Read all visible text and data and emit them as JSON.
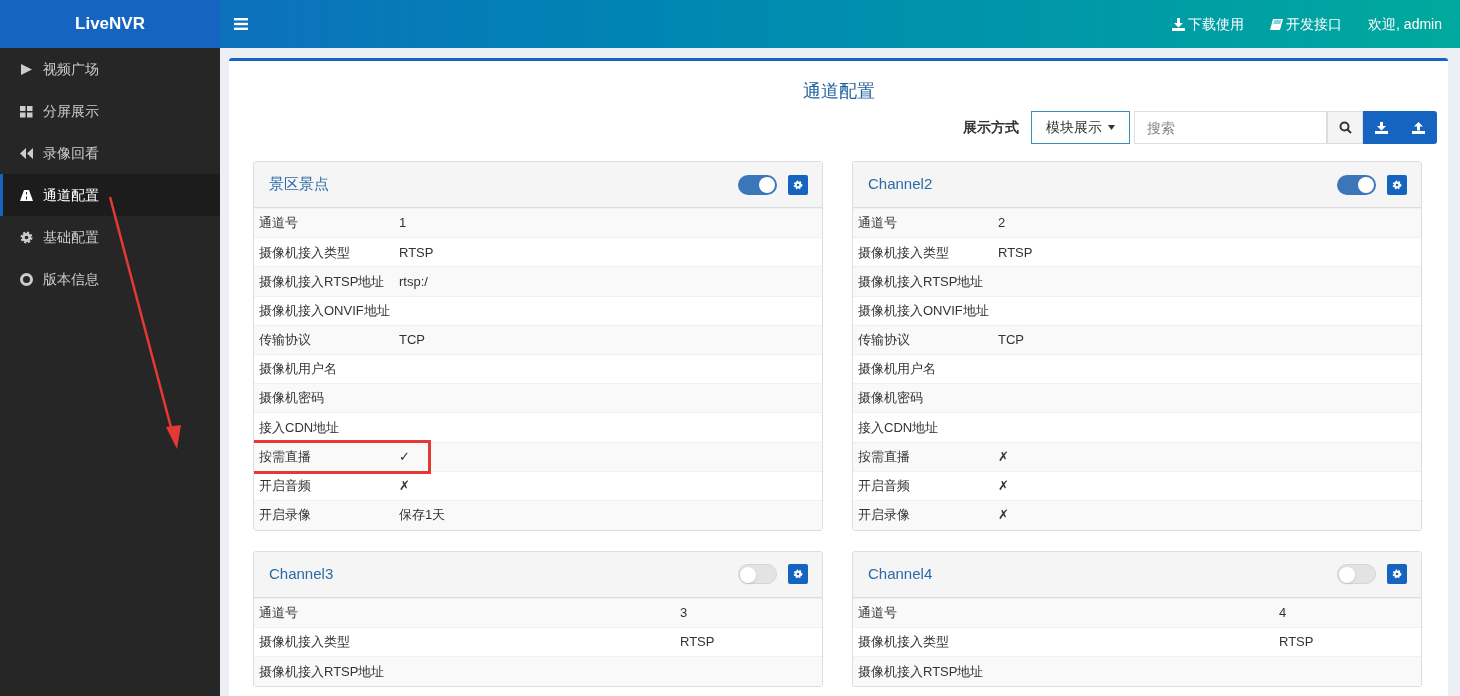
{
  "brand": "LiveNVR",
  "header_links": [
    {
      "kind": "download",
      "label": "下载使用"
    },
    {
      "kind": "book",
      "label": "开发接口"
    },
    {
      "kind": "plain",
      "label": "欢迎, admin"
    }
  ],
  "sidebar": {
    "items": [
      {
        "kind": "play",
        "label": "视频广场",
        "selected": false
      },
      {
        "kind": "grid",
        "label": "分屏展示",
        "selected": false
      },
      {
        "kind": "backward",
        "label": "录像回看",
        "selected": false
      },
      {
        "kind": "road",
        "label": "通道配置",
        "selected": true
      },
      {
        "kind": "gear",
        "label": "基础配置",
        "selected": false
      },
      {
        "kind": "lifering",
        "label": "版本信息",
        "selected": false
      }
    ]
  },
  "page_title": "通道配置",
  "toolbar": {
    "display_label": "展示方式",
    "display_select": "模块展示",
    "search": {
      "placeholder": "搜索"
    }
  },
  "channels": [
    {
      "name": "景区景点",
      "enabled": true,
      "rows": [
        {
          "label": "通道号",
          "value": "1"
        },
        {
          "label": "摄像机接入类型",
          "value": "RTSP"
        },
        {
          "label": "摄像机接入RTSP地址",
          "value": "rtsp:/"
        },
        {
          "label": "摄像机接入ONVIF地址"
        },
        {
          "label": "传输协议",
          "value": "TCP"
        },
        {
          "label": "摄像机用户名"
        },
        {
          "label": "摄像机密码"
        },
        {
          "label": "接入CDN地址"
        },
        {
          "label": "按需直播",
          "value": "✓",
          "highlighted": true
        },
        {
          "label": "开启音频",
          "value": "✗"
        },
        {
          "label": "开启录像",
          "value": "保存1天"
        }
      ]
    },
    {
      "name": "Channel2",
      "enabled": true,
      "rows": [
        {
          "label": "通道号",
          "value": "2"
        },
        {
          "label": "摄像机接入类型",
          "value": "RTSP"
        },
        {
          "label": "摄像机接入RTSP地址"
        },
        {
          "label": "摄像机接入ONVIF地址"
        },
        {
          "label": "传输协议",
          "value": "TCP"
        },
        {
          "label": "摄像机用户名"
        },
        {
          "label": "摄像机密码"
        },
        {
          "label": "接入CDN地址"
        },
        {
          "label": "按需直播",
          "value": "✗"
        },
        {
          "label": "开启音频",
          "value": "✗"
        },
        {
          "label": "开启录像",
          "value": "✗"
        }
      ]
    },
    {
      "name": "Channel3",
      "enabled": false,
      "rows": [
        {
          "label": "通道号",
          "value": "3"
        },
        {
          "label": "摄像机接入类型",
          "value": "RTSP"
        },
        {
          "label": "摄像机接入RTSP地址"
        }
      ]
    },
    {
      "name": "Channel4",
      "enabled": false,
      "rows": [
        {
          "label": "通道号",
          "value": "4"
        },
        {
          "label": "摄像机接入类型",
          "value": "RTSP"
        },
        {
          "label": "摄像机接入RTSP地址"
        }
      ]
    }
  ]
}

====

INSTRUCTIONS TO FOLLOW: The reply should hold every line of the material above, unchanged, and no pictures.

REPLY:
Read all visible text and data and emit them as JSON.
{
  "brand": "LiveNVR",
  "header_links": [
    {
      "kind": "download",
      "label": "下载使用"
    },
    {
      "kind": "book",
      "label": "开发接口"
    },
    {
      "kind": "plain",
      "label": "欢迎, admin"
    }
  ],
  "sidebar": {
    "items": [
      {
        "kind": "play",
        "label": "视频广场",
        "selected": false
      },
      {
        "kind": "grid",
        "label": "分屏展示",
        "selected": false
      },
      {
        "kind": "backward",
        "label": "录像回看",
        "selected": false
      },
      {
        "kind": "road",
        "label": "通道配置",
        "selected": true
      },
      {
        "kind": "gear",
        "label": "基础配置",
        "selected": false
      },
      {
        "kind": "lifering",
        "label": "版本信息",
        "selected": false
      }
    ]
  },
  "page_title": "通道配置",
  "toolbar": {
    "display_label": "展示方式",
    "display_select": "模块展示",
    "search": {
      "placeholder": "搜索"
    }
  },
  "channels": [
    {
      "name": "景区景点",
      "enabled": true,
      "rows": [
        {
          "label": "通道号",
          "value": "1"
        },
        {
          "label": "摄像机接入类型",
          "value": "RTSP"
        },
        {
          "label": "摄像机接入RTSP地址",
          "value": "rtsp:/"
        },
        {
          "label": "摄像机接入ONVIF地址"
        },
        {
          "label": "传输协议",
          "value": "TCP"
        },
        {
          "label": "摄像机用户名"
        },
        {
          "label": "摄像机密码"
        },
        {
          "label": "接入CDN地址"
        },
        {
          "label": "按需直播",
          "value": "✓",
          "highlighted": true
        },
        {
          "label": "开启音频",
          "value": "✗"
        },
        {
          "label": "开启录像",
          "value": "保存1天"
        }
      ]
    },
    {
      "name": "Channel2",
      "enabled": true,
      "rows": [
        {
          "label": "通道号",
          "value": "2"
        },
        {
          "label": "摄像机接入类型",
          "value": "RTSP"
        },
        {
          "label": "摄像机接入RTSP地址"
        },
        {
          "label": "摄像机接入ONVIF地址"
        },
        {
          "label": "传输协议",
          "value": "TCP"
        },
        {
          "label": "摄像机用户名"
        },
        {
          "label": "摄像机密码"
        },
        {
          "label": "接入CDN地址"
        },
        {
          "label": "按需直播",
          "value": "✗"
        },
        {
          "label": "开启音频",
          "value": "✗"
        },
        {
          "label": "开启录像",
          "value": "✗"
        }
      ]
    },
    {
      "name": "Channel3",
      "enabled": false,
      "rows": [
        {
          "label": "通道号",
          "value": "3"
        },
        {
          "label": "摄像机接入类型",
          "value": "RTSP"
        },
        {
          "label": "摄像机接入RTSP地址"
        }
      ]
    },
    {
      "name": "Channel4",
      "enabled": false,
      "rows": [
        {
          "label": "通道号",
          "value": "4"
        },
        {
          "label": "摄像机接入类型",
          "value": "RTSP"
        },
        {
          "label": "摄像机接入RTSP地址"
        }
      ]
    }
  ]
}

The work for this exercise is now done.